Network algorithms can improve cancer treatment effectiveness by better determining how genes interact, researchers from the University of Sussex have found. The scientists’ algorithm, Slant, uses current data to find patterns associated with being part of a synthetic lethal interaction.

Current cancer treatments such as chemotherapy are limited in effect and often mean difficult side-effects for the patient. While other therapies which exploit the relationship between genes are currently being developed, currently few such interactions have been identified.

Synthetically lethal genetic relationships can survive so long as either one of its proteins stop working, but die if both fail. Such relationships can be used to determine potential locations for drugs to target which will leave healthy cells unharmed, creating a more effective and precise treatment.

Slant works by looking at an expansive protein network for patterns, and using that data to predict new synthetically lethal pairs.

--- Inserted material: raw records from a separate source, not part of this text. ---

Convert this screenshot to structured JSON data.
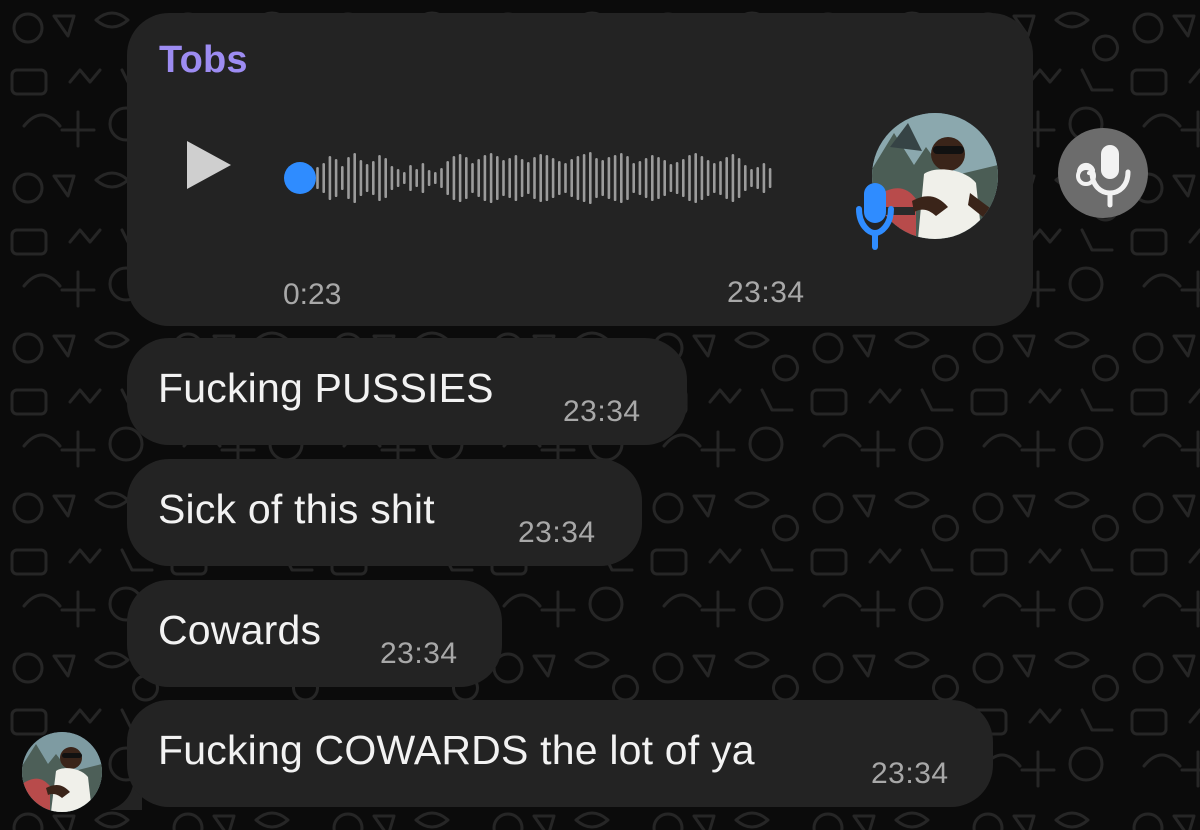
{
  "colors": {
    "background": "#0b0b0b",
    "bubble": "#232323",
    "sender": "#9d8cf2",
    "time": "#a8a8a8",
    "text": "#f2f2f2",
    "waveform": "#9b9b9b",
    "progress_dot": "#2f8cff",
    "mic": "#2f8cff",
    "side_button": "#6c6c6c"
  },
  "voice_message": {
    "sender": "Tobs",
    "duration": "0:23",
    "time": "23:34",
    "progress": 0,
    "play_icon": "play-icon",
    "mic_icon": "microphone-icon"
  },
  "side_action": {
    "icon": "voice-transcription-icon"
  },
  "messages": [
    {
      "text": "Fucking PUSSIES",
      "time": "23:34"
    },
    {
      "text": "Sick of this shit",
      "time": "23:34"
    },
    {
      "text": "Cowards",
      "time": "23:34"
    },
    {
      "text": "Fucking COWARDS the lot of ya",
      "time": "23:34"
    }
  ]
}
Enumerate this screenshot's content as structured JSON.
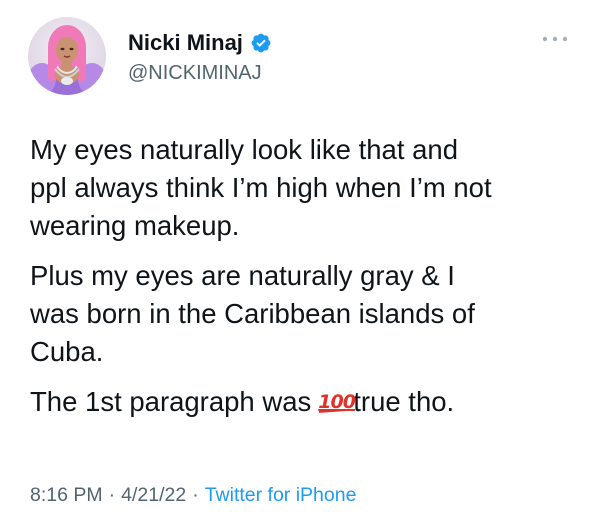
{
  "author": {
    "display_name": "Nicki Minaj",
    "handle": "@NICKIMINAJ",
    "verified_badge_color": "#1d9bf0",
    "avatar_icon": "profile-photo"
  },
  "tweet": {
    "paragraphs": [
      "My eyes naturally look like that and\nppl always think I’m high when I’m not\nwearing makeup.",
      "Plus my eyes are naturally gray & I\nwas born in the Caribbean islands of\nCuba."
    ],
    "last_paragraph": {
      "before_emoji": "The 1st paragraph was",
      "emoji_text": "100",
      "after_emoji": "true tho."
    }
  },
  "meta": {
    "time": "8:16 PM",
    "date": "4/21/22",
    "separator": "·",
    "source": "Twitter for iPhone"
  },
  "icons": {
    "more": "more-options-icon",
    "verified": "verified-badge-icon",
    "emoji": "hundred-points-emoji"
  },
  "colors": {
    "text": "#0f1419",
    "secondary_text": "#536471",
    "link": "#1d9bf0",
    "emoji_red": "#e0322d"
  }
}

Once validated in the lab, the predictions were made publically-available on a new database called Slorth, where clinicians can look for a particular gene or drug and find relevant synthetic lethal interaction.